“It was my first meeting with Pope Francis, and I wasn’t sure what to expect. I assumed that we would exchange just a few words but instead, we had a long talk and prayed together. It was a very special, very emotional experience”, said the Archbishop of York Stephen Cottrell, the second most senior figure in the Church of England. The archbishop shared the highlights of his four day-long visit to Rome, (May 20-24), punctuated by meetings with the Dicasteries for Evangelisation, Ecumenism and Interreligious Dialogue. The archbishop shared the highlights of his four day-long visit to Rome, (May 20-24), punctuated by meetings with the Dicasteries for Evangelisation, Ecumenism and Interreligious Dialogue.
“The Holy Father plays an extremely important role in ecumenical dialogue. Through his example and his dedication to the poor, he touched the hearts of Christians of other denominations,”
added the Archbishop of York. “It is the reason why so many Anglicans feel so close to him and are deeply touched by his words.”
What were the most important fruits of your visit to Rome?
I was invited to the Anglican Centre in Rome, chaired by Archbishop Ian Ernest, whom Pope Francis greeted as an old friend. I sincerely hope that my visit helped to enhance the Centre’s efforts for promoting ecumenical dialogue. The meeting with Cardinal Luis Antonio Tagle, Pro-Prefect of the Dicastery for Evangelisation, for a dialogue on ‘The impact of ecumenism on evangelisation’ was a very important moment. Likewise, the exchange of views with Cardinal Kurt Koch, Prefect of the Dicastery for Promoting Christian Unity, was very meaningful.
What were the highlights of this dialogue?
We laughed and cried and shared some anecdotes. In my experience, those moments were actually more important than what we said.
I hope that those who were watching and listening to us saw two brothers in Christ, sharing their experiences, mutually respecting each other, and that the differences that exist between our two Churches were diminished. I also hope that our meeting has been a defining moment and a sign of the Church that God is calling for us to be.
What are the most challenging obstacles facing Catholic-Anglican unity?
I think we have gotten so used to being divided over the course of the centuries, since the Reformation of Henry VIII, that it’s hard for us to envisage the united Church that God wants us to be. Catholics are Catholics in their Church and the same is true of the Anglicans in their Church. We respect each other but we remain on two parallel tracks. Therefore, the greatest challenge is an imaginative barrier.
However, I don’t think that unity will ever amount to uniformity. Differences will always exist inside the Church, for the Church is the Body of Jesus Christ, formed by its many parts.

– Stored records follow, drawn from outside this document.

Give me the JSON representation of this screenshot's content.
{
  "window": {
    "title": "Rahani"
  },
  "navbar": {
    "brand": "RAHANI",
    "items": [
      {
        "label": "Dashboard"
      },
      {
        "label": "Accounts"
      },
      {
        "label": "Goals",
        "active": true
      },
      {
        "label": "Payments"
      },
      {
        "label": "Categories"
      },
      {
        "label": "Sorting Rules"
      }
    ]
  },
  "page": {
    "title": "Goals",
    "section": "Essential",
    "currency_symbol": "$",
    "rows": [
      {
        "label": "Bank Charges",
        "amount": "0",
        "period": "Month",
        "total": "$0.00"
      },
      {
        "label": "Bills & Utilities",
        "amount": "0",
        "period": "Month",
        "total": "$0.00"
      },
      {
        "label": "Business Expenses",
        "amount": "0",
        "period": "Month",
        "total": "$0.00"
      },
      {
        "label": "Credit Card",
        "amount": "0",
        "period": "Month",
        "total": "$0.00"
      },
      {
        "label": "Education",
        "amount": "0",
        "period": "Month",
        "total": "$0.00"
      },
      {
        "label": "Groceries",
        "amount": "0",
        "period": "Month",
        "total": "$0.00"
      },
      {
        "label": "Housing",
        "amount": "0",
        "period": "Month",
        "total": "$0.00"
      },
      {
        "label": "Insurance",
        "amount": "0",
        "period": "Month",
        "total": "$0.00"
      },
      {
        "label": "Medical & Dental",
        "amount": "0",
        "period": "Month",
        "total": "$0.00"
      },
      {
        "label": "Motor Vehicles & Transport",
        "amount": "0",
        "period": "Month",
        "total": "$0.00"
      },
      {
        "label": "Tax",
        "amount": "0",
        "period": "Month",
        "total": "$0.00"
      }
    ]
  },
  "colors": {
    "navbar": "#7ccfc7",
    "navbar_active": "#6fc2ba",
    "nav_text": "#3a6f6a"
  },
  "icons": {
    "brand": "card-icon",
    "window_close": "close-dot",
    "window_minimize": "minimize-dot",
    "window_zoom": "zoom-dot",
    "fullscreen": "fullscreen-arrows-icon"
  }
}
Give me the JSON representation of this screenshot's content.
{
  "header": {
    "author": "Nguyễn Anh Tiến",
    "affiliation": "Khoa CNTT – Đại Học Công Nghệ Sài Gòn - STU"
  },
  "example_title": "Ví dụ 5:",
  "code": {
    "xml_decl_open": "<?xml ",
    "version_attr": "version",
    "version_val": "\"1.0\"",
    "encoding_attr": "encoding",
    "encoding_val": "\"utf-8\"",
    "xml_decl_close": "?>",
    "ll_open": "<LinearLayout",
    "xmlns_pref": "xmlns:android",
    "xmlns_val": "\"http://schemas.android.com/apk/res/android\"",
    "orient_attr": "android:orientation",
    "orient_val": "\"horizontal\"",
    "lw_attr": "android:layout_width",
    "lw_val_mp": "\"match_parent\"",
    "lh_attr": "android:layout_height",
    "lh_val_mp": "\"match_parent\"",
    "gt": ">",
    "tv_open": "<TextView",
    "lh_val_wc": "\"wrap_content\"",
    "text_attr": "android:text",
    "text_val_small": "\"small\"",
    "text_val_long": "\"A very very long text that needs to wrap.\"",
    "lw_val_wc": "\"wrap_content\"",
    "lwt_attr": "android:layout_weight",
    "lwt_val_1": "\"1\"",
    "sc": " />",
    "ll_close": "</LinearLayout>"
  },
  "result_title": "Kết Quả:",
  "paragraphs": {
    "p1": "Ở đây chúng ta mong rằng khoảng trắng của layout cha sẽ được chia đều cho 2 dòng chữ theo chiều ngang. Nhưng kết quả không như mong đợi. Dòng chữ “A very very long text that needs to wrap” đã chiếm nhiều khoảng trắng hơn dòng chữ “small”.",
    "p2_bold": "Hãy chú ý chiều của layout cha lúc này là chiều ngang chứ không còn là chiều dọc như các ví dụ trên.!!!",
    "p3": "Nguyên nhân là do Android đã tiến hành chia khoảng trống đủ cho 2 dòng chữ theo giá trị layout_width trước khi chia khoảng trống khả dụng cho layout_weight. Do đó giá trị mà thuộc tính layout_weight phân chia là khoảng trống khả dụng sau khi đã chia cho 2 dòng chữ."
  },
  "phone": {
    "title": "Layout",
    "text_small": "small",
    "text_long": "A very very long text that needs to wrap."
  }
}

In Rome, I saw that ecumenism is something one does, and the more it is practised, the more the differences between us can be seen from a new angle. In this way, we might feel frustrated, perhaps even scandalised by the fact that we have become accustomed to our disunity, and this will drive us to change. As Pope Francis said, it is important for us to ‘walk together, work together, pray together.”

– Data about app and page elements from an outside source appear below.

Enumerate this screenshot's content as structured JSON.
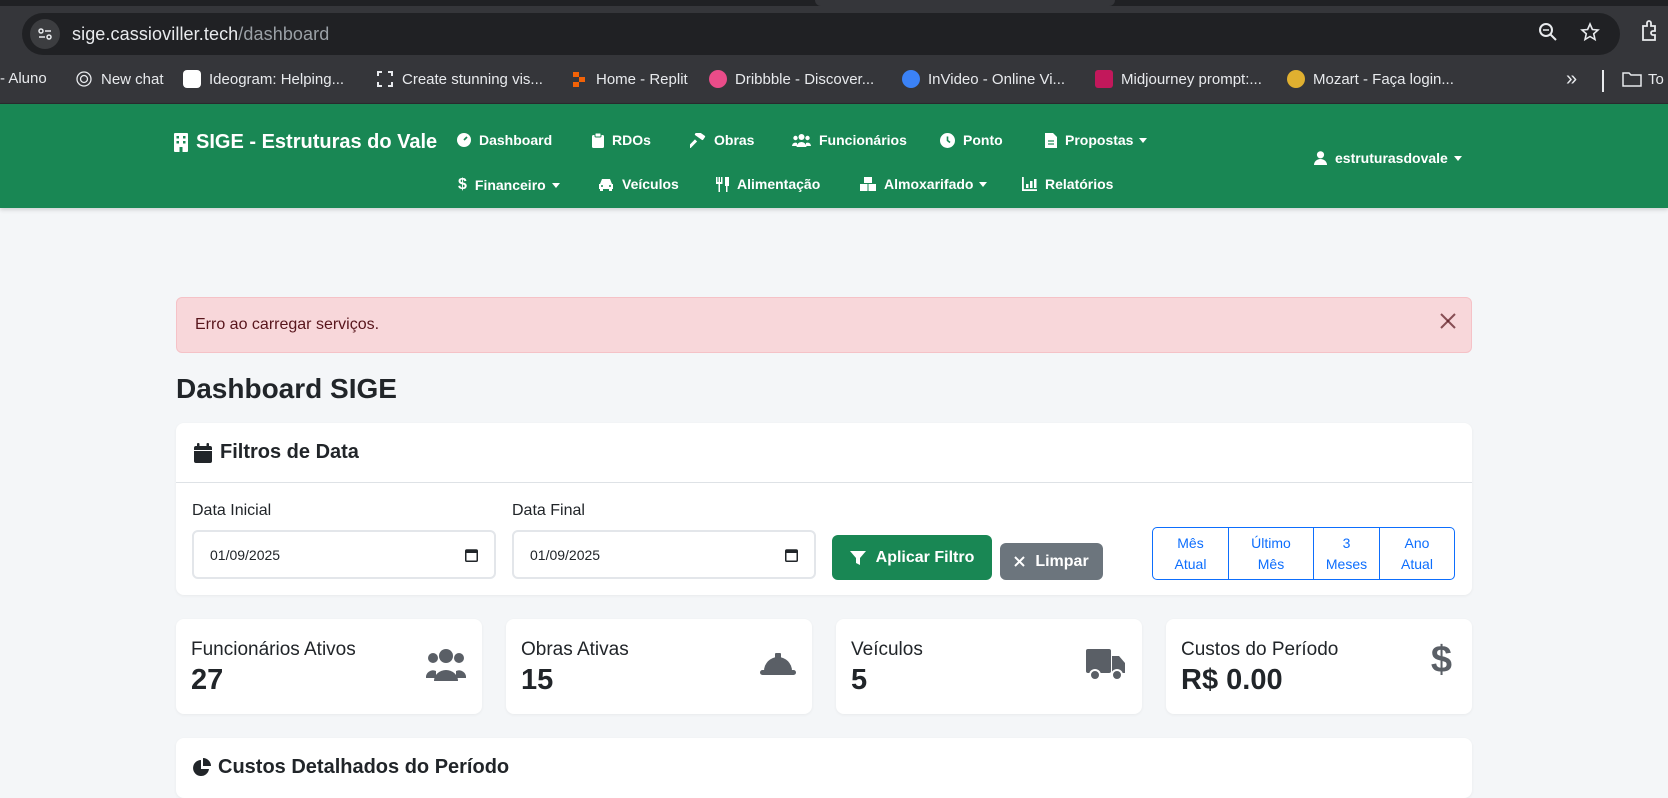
{
  "browser": {
    "url_host": "sige.cassioviller.tech",
    "url_path": "/dashboard",
    "bookmarks": [
      {
        "label": "- Aluno",
        "icon": "none"
      },
      {
        "label": "New chat",
        "icon": "openai-icon"
      },
      {
        "label": "Ideogram: Helping...",
        "icon": "ideogram-icon"
      },
      {
        "label": "Create stunning vis...",
        "icon": "frame-icon"
      },
      {
        "label": "Home - Replit",
        "icon": "replit-icon"
      },
      {
        "label": "Dribbble - Discover...",
        "icon": "dribbble-icon"
      },
      {
        "label": "InVideo - Online Vi...",
        "icon": "invideo-icon"
      },
      {
        "label": "Midjourney prompt:...",
        "icon": "midjourney-icon"
      },
      {
        "label": "Mozart - Faça login...",
        "icon": "mozart-icon"
      }
    ],
    "more_label": "»",
    "folder_label": "To"
  },
  "navbar": {
    "brand": "SIGE - Estruturas do Vale",
    "items": {
      "dashboard": "Dashboard",
      "rdos": "RDOs",
      "obras": "Obras",
      "funcionarios": "Funcionários",
      "ponto": "Ponto",
      "propostas": "Propostas",
      "financeiro": "Financeiro",
      "veiculos": "Veículos",
      "alimentacao": "Alimentação",
      "almoxarifado": "Almoxarifado",
      "relatorios": "Relatórios"
    },
    "user": "estruturasdovale"
  },
  "alert": {
    "message": "Erro ao carregar serviços."
  },
  "page": {
    "title": "Dashboard SIGE"
  },
  "filters": {
    "title": "Filtros de Data",
    "start_label": "Data Inicial",
    "start_value": "01/09/2025",
    "end_label": "Data Final",
    "end_value": "01/09/2025",
    "apply_label": "Aplicar Filtro",
    "clear_label": "Limpar",
    "quick": [
      {
        "line1": "Mês",
        "line2": "Atual"
      },
      {
        "line1": "Último",
        "line2": "Mês"
      },
      {
        "line1": "3",
        "line2": "Meses"
      },
      {
        "line1": "Ano",
        "line2": "Atual"
      }
    ]
  },
  "stats": [
    {
      "label": "Funcionários Ativos",
      "value": "27",
      "icon": "users-icon"
    },
    {
      "label": "Obras Ativas",
      "value": "15",
      "icon": "hard-hat-icon"
    },
    {
      "label": "Veículos",
      "value": "5",
      "icon": "truck-icon"
    },
    {
      "label": "Custos do Período",
      "value": "R$ 0.00",
      "icon": "dollar-icon"
    }
  ],
  "costs": {
    "title": "Custos Detalhados do Período"
  },
  "colors": {
    "primary_green": "#198754",
    "alert_bg": "#f8d7da",
    "link_blue": "#0d6efd",
    "secondary_gray": "#6c757d"
  }
}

Many occasions of common prayer, involving the two Churches, are celebrated during the week for Christian Unity, but during the year they are rather infrequent.
At the end of our meeting in Rome, we prayer the ‘Our Father’ together, with Pope Francis. That ‘Our’ is by no means taken for granted. Indeed, it is a radical gesture as it means that we are sisters and brothers, children of the same God, finally united.

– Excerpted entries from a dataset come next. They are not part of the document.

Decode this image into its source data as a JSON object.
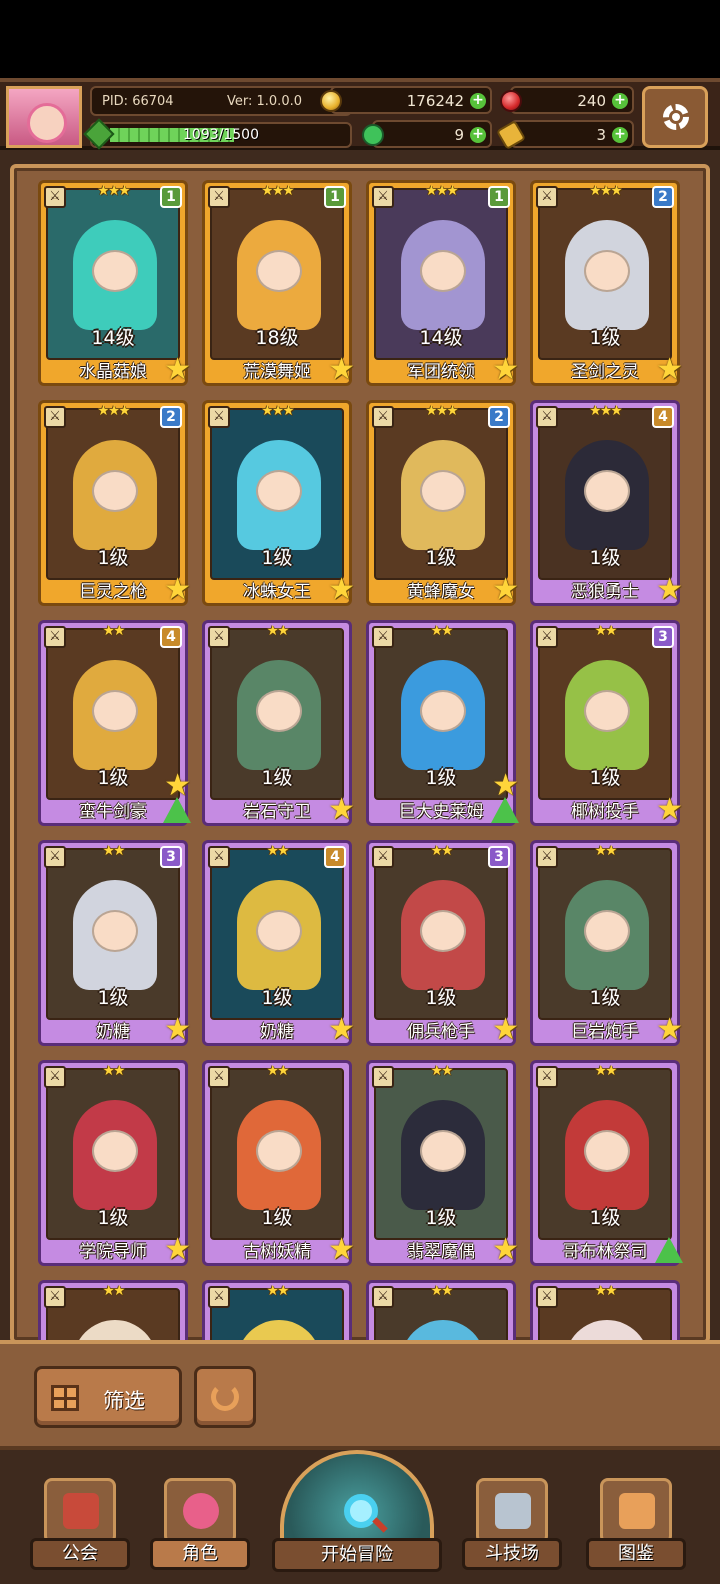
{
  "header": {
    "pid": "PID: 66704",
    "version": "Ver: 1.0.0.0",
    "exp": "1093/1500",
    "exp_progress": 0.7287,
    "gold": "176242",
    "gems": "240",
    "clovers": "9",
    "keys": "3"
  },
  "cards": [
    {
      "level": "14级",
      "name": "水晶菇娘",
      "badge": "1",
      "badge_color": "green",
      "frame": "gold",
      "stars": "★★★",
      "art_bg": "#2a6a6a",
      "char_color": "#3fd2c0",
      "extra": "star"
    },
    {
      "level": "18级",
      "name": "荒漠舞姬",
      "badge": "1",
      "badge_color": "green",
      "frame": "gold",
      "stars": "★★★",
      "art_bg": "#5a3a22",
      "char_color": "#f4b040",
      "extra": "star"
    },
    {
      "level": "14级",
      "name": "军团统领",
      "badge": "1",
      "badge_color": "green",
      "frame": "gold",
      "stars": "★★★",
      "art_bg": "#4a3a5a",
      "char_color": "#a69ad8",
      "extra": "star"
    },
    {
      "level": "1级",
      "name": "圣剑之灵",
      "badge": "2",
      "badge_color": "blue",
      "frame": "gold",
      "stars": "★★★",
      "art_bg": "#5a3a22",
      "char_color": "#d8dce8",
      "extra": "star"
    },
    {
      "level": "1级",
      "name": "巨灵之枪",
      "badge": "2",
      "badge_color": "blue",
      "frame": "gold",
      "stars": "★★★",
      "art_bg": "#5a3a22",
      "char_color": "#e8b040",
      "extra": "star"
    },
    {
      "level": "1级",
      "name": "冰蛛女王",
      "badge": "",
      "badge_color": "",
      "frame": "gold",
      "stars": "★★★",
      "art_bg": "#1a4a5a",
      "char_color": "#5ad0e8",
      "extra": "star"
    },
    {
      "level": "1级",
      "name": "黄蜂魔女",
      "badge": "2",
      "badge_color": "blue",
      "frame": "gold",
      "stars": "★★★",
      "art_bg": "#5a3a22",
      "char_color": "#e8c060",
      "extra": "star"
    },
    {
      "level": "1级",
      "name": "恶狼勇士",
      "badge": "4",
      "badge_color": "orange",
      "frame": "purple",
      "stars": "★★★",
      "art_bg": "#4a3222",
      "char_color": "#2a2a3a",
      "extra": "star"
    },
    {
      "level": "1级",
      "name": "蛮牛剑豪",
      "badge": "4",
      "badge_color": "orange",
      "frame": "purple",
      "stars": "★★",
      "art_bg": "#5a3a22",
      "char_color": "#e8b040",
      "extra": "star-up"
    },
    {
      "level": "1级",
      "name": "岩石守卫",
      "badge": "",
      "badge_color": "",
      "frame": "purple",
      "stars": "★★",
      "art_bg": "#4a3a2a",
      "char_color": "#5a8a6a",
      "extra": "star"
    },
    {
      "level": "1级",
      "name": "巨大史莱姆",
      "badge": "",
      "badge_color": "",
      "frame": "purple",
      "stars": "★★",
      "art_bg": "#4a3a2a",
      "char_color": "#3aa0e8",
      "extra": "star-up"
    },
    {
      "level": "1级",
      "name": "椰树投手",
      "badge": "3",
      "badge_color": "violet",
      "frame": "purple",
      "stars": "★★",
      "art_bg": "#5a3a22",
      "char_color": "#9ac84a",
      "extra": "star"
    },
    {
      "level": "1级",
      "name": "奶糖",
      "badge": "3",
      "badge_color": "violet",
      "frame": "purple",
      "stars": "★★",
      "art_bg": "#4a3a2a",
      "char_color": "#d8dce8",
      "extra": "star"
    },
    {
      "level": "1级",
      "name": "奶糖",
      "badge": "4",
      "badge_color": "orange",
      "frame": "purple",
      "stars": "★★",
      "art_bg": "#1a4a5a",
      "char_color": "#e8c040",
      "extra": "star"
    },
    {
      "level": "1级",
      "name": "佣兵枪手",
      "badge": "3",
      "badge_color": "violet",
      "frame": "purple",
      "stars": "★★",
      "art_bg": "#4a3a2a",
      "char_color": "#c84a4a",
      "extra": "star"
    },
    {
      "level": "1级",
      "name": "巨岩炮手",
      "badge": "",
      "badge_color": "",
      "frame": "purple",
      "stars": "★★",
      "art_bg": "#4a3a2a",
      "char_color": "#5a8a6a",
      "extra": "star"
    },
    {
      "level": "1级",
      "name": "学院导师",
      "badge": "",
      "badge_color": "",
      "frame": "purple",
      "stars": "★★",
      "art_bg": "#4a3a2a",
      "char_color": "#c83a4a",
      "extra": "star"
    },
    {
      "level": "1级",
      "name": "古树妖精",
      "badge": "",
      "badge_color": "",
      "frame": "purple",
      "stars": "★★",
      "art_bg": "#4a3a2a",
      "char_color": "#e86a3a",
      "extra": "star"
    },
    {
      "level": "1级",
      "name": "翡翠魔偶",
      "badge": "",
      "badge_color": "",
      "frame": "purple",
      "stars": "★★",
      "art_bg": "#4a5a4a",
      "char_color": "#2a2a3a",
      "extra": "star"
    },
    {
      "level": "1级",
      "name": "哥布林祭司",
      "badge": "",
      "badge_color": "",
      "frame": "purple",
      "stars": "★★",
      "art_bg": "#4a3a2a",
      "char_color": "#c83a3a",
      "extra": "up"
    },
    {
      "level": "",
      "name": "",
      "badge": "",
      "badge_color": "",
      "frame": "purple",
      "stars": "★★",
      "art_bg": "#5a3a22",
      "char_color": "#f4e4d0",
      "extra": ""
    },
    {
      "level": "",
      "name": "",
      "badge": "",
      "badge_color": "",
      "frame": "purple",
      "stars": "★★",
      "art_bg": "#1a4a5a",
      "char_color": "#f4d050",
      "extra": ""
    },
    {
      "level": "",
      "name": "",
      "badge": "",
      "badge_color": "",
      "frame": "purple",
      "stars": "★★",
      "art_bg": "#4a3a2a",
      "char_color": "#5ac0e8",
      "extra": ""
    },
    {
      "level": "",
      "name": "",
      "badge": "",
      "badge_color": "",
      "frame": "purple",
      "stars": "★★",
      "art_bg": "#5a3a22",
      "char_color": "#f4e4e4",
      "extra": ""
    }
  ],
  "filter": {
    "label": "筛选"
  },
  "nav": {
    "guild": "公会",
    "character": "角色",
    "adventure": "开始冒险",
    "arena": "斗技场",
    "codex": "图鉴"
  }
}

That one word ‘Our’ symbolizes our commitment to unity.”
In Rome I realised that the progress of the ecumenical journey starts with prayer, which is always a transforming experience. I also came to realise that I should seek more opportunities to pray together with my Catholic sisters and brothers. In the coming months I will make every effort to identify these new opportunities for prayer, and encourage others to do the same.